My last run was really good, as it had been raining as I turned I kicked up a nice spray. It was almost like the real thing!

I’m now billed as being ‘of recreational standard’, i.e. I can go off on my own without the instructor being there.

I’ll get a piece of paper to prove it and everything.

Skiing – control

Skiing happened again yesterday. I’m starting to really relax and enjoy it.

We practiced the ‘Snow Plough’ again, from higher up the slope. He got us to move into and out of the plough from parallel as we slid. This was relatively easy to do.

Then we used the plough to turn. Essentially the idea is that if you want to turn right you sweep out your left leg. This points the plough to the right, and off you go. Another way to thing about it is to ‘push down’ on the left leg a bit (without going on one foot). When it was explained to me as ‘pushing down’ I could not make it happen, but the ‘sweeping out’ worked reliably for me, and I found that when I tried to ‘sweep’ the ‘push’ happened automatically.

The trick is that this works better when you have a bit of speed, when things are slow, its quite difficult as the skis have to be fought.

So, I can now slow down (a snow plough won’t stop you on snow, though it stops on a dry slope), and I can turn.
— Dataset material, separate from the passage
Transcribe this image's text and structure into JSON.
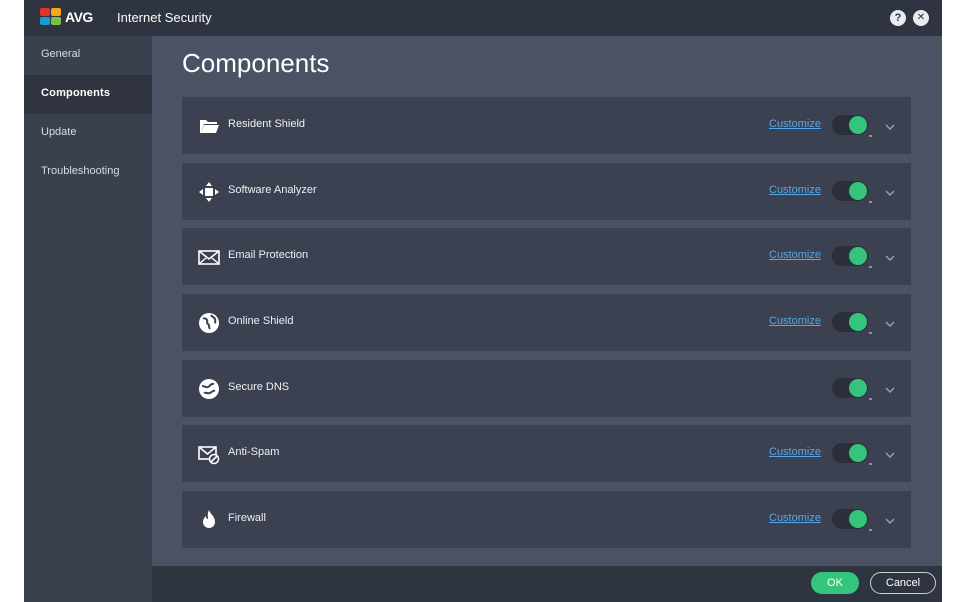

On snow, turning allows you to stop – essentially you keep turning and kill speed by going along and up the slope a bit, before ending up parallel to the slope.

Its progress. Its fun… but the dry slope surface is still scary! I may have to see about going off to some real snow before the trip.